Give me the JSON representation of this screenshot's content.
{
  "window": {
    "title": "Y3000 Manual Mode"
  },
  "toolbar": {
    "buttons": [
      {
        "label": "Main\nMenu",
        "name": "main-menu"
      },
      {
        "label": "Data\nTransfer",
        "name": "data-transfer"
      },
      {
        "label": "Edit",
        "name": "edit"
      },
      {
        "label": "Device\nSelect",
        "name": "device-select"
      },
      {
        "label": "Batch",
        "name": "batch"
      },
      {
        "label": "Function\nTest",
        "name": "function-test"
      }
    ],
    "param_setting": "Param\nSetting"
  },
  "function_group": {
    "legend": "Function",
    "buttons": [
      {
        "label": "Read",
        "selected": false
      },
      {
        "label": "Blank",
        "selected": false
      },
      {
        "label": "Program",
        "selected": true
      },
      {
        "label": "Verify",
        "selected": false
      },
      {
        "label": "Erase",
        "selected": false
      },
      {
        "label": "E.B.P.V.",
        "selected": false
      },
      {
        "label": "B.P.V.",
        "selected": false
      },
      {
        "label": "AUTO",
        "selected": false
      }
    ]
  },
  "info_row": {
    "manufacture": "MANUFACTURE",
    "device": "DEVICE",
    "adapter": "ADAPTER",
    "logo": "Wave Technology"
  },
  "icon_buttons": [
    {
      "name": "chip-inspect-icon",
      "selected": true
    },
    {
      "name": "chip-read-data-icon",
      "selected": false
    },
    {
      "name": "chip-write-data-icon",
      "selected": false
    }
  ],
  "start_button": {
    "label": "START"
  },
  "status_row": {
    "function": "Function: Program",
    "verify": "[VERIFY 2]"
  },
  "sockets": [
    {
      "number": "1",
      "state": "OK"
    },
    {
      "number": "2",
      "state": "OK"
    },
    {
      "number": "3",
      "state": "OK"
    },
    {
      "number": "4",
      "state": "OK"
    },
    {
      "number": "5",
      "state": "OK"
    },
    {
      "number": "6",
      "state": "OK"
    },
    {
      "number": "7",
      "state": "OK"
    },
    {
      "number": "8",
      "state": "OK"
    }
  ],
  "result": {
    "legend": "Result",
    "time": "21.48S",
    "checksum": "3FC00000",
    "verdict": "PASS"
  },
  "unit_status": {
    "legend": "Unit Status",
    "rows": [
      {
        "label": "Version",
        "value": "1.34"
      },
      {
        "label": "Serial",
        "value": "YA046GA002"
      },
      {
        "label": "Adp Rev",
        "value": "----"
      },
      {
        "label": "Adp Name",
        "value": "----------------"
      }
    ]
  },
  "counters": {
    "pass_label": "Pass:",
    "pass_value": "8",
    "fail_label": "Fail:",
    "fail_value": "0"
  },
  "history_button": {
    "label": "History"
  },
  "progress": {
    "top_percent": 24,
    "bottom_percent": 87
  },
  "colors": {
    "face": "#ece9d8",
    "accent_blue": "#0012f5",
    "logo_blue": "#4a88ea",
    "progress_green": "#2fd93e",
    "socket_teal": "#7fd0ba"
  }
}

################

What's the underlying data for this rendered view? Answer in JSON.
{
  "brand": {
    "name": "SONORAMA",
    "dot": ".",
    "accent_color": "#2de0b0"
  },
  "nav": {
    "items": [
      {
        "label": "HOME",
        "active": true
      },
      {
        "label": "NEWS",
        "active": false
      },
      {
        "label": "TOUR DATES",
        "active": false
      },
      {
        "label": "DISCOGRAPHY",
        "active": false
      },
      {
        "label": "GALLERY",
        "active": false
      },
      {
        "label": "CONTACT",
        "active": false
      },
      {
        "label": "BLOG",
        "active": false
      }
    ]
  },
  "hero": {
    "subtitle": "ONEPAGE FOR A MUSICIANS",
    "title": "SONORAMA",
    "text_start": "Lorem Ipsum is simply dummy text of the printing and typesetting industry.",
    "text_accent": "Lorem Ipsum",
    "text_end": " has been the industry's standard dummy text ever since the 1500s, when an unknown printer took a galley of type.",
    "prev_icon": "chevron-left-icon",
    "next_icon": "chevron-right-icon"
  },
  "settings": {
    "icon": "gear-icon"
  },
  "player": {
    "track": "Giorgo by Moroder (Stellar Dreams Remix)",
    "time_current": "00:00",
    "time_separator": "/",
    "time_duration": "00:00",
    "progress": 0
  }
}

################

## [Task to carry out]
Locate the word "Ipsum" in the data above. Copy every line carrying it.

## [Answer section]
    "text_start": "Lorem Ipsum is simply dummy text of the printing and typesetting industry.",
    "text_accent": "Lorem Ipsum",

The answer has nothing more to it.